Task description: List all lines of the data containing the word "icon".

━━ Supplied records ━━

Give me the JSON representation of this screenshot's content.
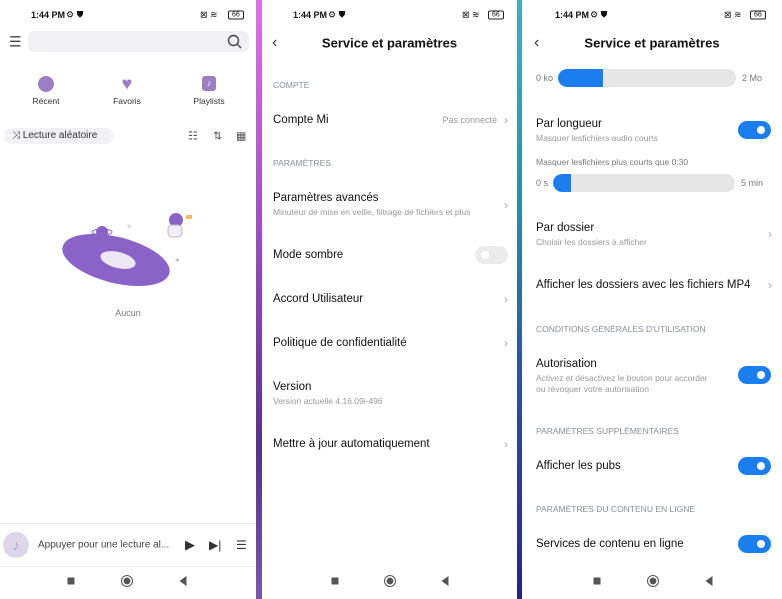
{
  "status": {
    "time": "1:44 PM",
    "battery": "66"
  },
  "library": {
    "search_placeholder": "",
    "shortcuts": [
      {
        "label": "Récent",
        "icon": "clock-icon"
      },
      {
        "label": "Favoris",
        "icon": "heart-icon"
      },
      {
        "label": "Playlists",
        "icon": "music-note-icon"
      }
    ],
    "shuffle_label": "Lecture aléatoire",
    "empty_label": "Aucun",
    "player_text": "Appuyer pour une lecture al...",
    "accent": "#9b7fc4"
  },
  "settings": {
    "title": "Service et paramètres",
    "sections": {
      "account": "COMPTE",
      "params": "PARAMÈTRES"
    },
    "mi_account": {
      "label": "Compte Mi",
      "value": "Pas connecté"
    },
    "advanced": {
      "label": "Paramètres avancés",
      "sub": "Minuteur de mise en veille, filtrage de fichiers et plus"
    },
    "dark_mode": {
      "label": "Mode sombre",
      "on": false
    },
    "user_agreement": "Accord Utilisateur",
    "privacy": "Politique de confidentialité",
    "version": {
      "label": "Version",
      "sub": "Version actuelle 4.16.09i-496"
    },
    "auto_update": "Mettre à jour automatiquement"
  },
  "advanced": {
    "title": "Service et paramètres",
    "size_slider": {
      "min": "0 ko",
      "max": "2 Mo",
      "fraction": 0.25
    },
    "by_length": {
      "label": "Par longueur",
      "sub": "Masquer lesfichiers audio courts",
      "on": true
    },
    "length_label": "Masquer lesfichiers plus courts que 0:30",
    "length_slider": {
      "min": "0 s",
      "max": "5 min",
      "fraction": 0.1
    },
    "by_folder": {
      "label": "Par dossier",
      "sub": "Choisir les dossiers à afficher"
    },
    "mp4_folders": "Afficher les dossiers avec les fichiers MP4",
    "terms_section": "CONDITIONS GÉNÉRALES D'UTILISATION",
    "authorization": {
      "label": "Autorisation",
      "sub1": "Activez et désactivez le bouton pour accorder",
      "sub2": "ou révoquer votre autorisation",
      "on": true
    },
    "extra_section": "PARAMÈTRES SUPPLÉMENTAIRES",
    "show_ads": {
      "label": "Afficher les pubs",
      "on": true
    },
    "online_section": "PARAMÈTRES DU CONTENU EN LIGNE",
    "online_services": {
      "label": "Services de contenu en ligne",
      "on": true
    },
    "accent": "#1a7ef0"
  }
}
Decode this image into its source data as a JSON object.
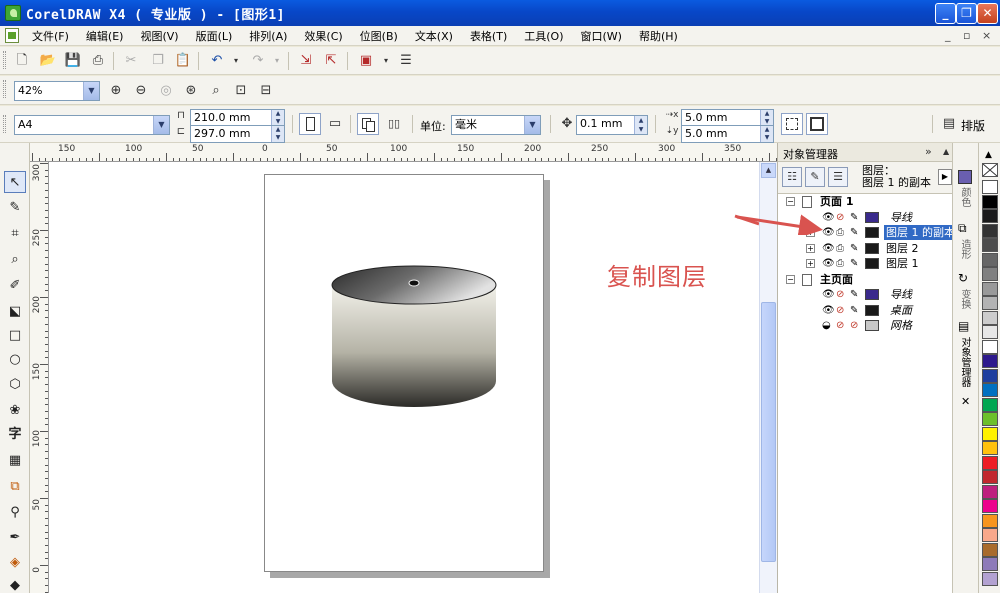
{
  "window": {
    "title": "CorelDRAW X4 ( 专业版 ) - [图形1]",
    "minimize": "_",
    "restore": "❐",
    "close": "✕"
  },
  "menu": {
    "items": [
      "文件(F)",
      "编辑(E)",
      "视图(V)",
      "版面(L)",
      "排列(A)",
      "效果(C)",
      "位图(B)",
      "文本(X)",
      "表格(T)",
      "工具(O)",
      "窗口(W)",
      "帮助(H)"
    ],
    "mdi_minimize": "_",
    "mdi_restore": "▫",
    "mdi_close": "×"
  },
  "zoom": {
    "value": "42%"
  },
  "property_bar": {
    "paper_size": "A4",
    "width": "210.0 mm",
    "height": "297.0 mm",
    "units_label": "单位:",
    "units_value": "毫米",
    "nudge": "0.1 mm",
    "dup_x": "5.0 mm",
    "dup_y": "5.0 mm",
    "arrange_label": "排版"
  },
  "ruler": {
    "h_labels": [
      "150",
      "100",
      "50",
      "0",
      "50",
      "100",
      "150",
      "200",
      "250",
      "300",
      "350"
    ],
    "v_labels": [
      "300",
      "250",
      "200",
      "150",
      "100",
      "50",
      "0"
    ]
  },
  "canvas": {
    "annotation": "复制图层"
  },
  "object_manager": {
    "title": "对象管理器",
    "info_line1": "图层：",
    "info_line2": "图层 1  的副本",
    "rows": [
      {
        "kind": "page",
        "label": "页面 1"
      },
      {
        "kind": "layer",
        "label": "导线",
        "swatch": "#3a2a8c",
        "italic": true
      },
      {
        "kind": "layer",
        "label": "图层 1  的副本",
        "swatch": "#1a1a1a",
        "selected": true
      },
      {
        "kind": "layer",
        "label": "图层 2",
        "swatch": "#1a1a1a"
      },
      {
        "kind": "layer",
        "label": "图层 1",
        "swatch": "#1a1a1a"
      },
      {
        "kind": "page",
        "label": "主页面"
      },
      {
        "kind": "layer",
        "label": "导线",
        "swatch": "#3a2a8c",
        "italic": true
      },
      {
        "kind": "layer",
        "label": "桌面",
        "swatch": "#1a1a1a",
        "italic": true
      },
      {
        "kind": "layer",
        "label": "网格",
        "swatch": "#c8c8c8",
        "italic": true
      }
    ]
  },
  "side_tabs": [
    "颜色",
    "造形",
    "变换",
    "对象管理器"
  ],
  "palette": [
    "#ffffff",
    "#000000",
    "#1a1a1a",
    "#333333",
    "#4d4d4d",
    "#666666",
    "#808080",
    "#999999",
    "#b3b3b3",
    "#cccccc",
    "#e6e6e6",
    "#ffffff",
    "#2e1a8c",
    "#1f3f9f",
    "#0070c0",
    "#00a651",
    "#6cbf2a",
    "#fff200",
    "#ffc20e",
    "#ed1c24",
    "#c1272d",
    "#be1e7e",
    "#ec008c",
    "#f7941d",
    "#f9a88a",
    "#a86b2b",
    "#8d7ab8",
    "#b3a2d1"
  ]
}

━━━

Task answer:
        "icon": "clock-icon"
        "icon": "heart-icon"
        "icon": "music-note-icon"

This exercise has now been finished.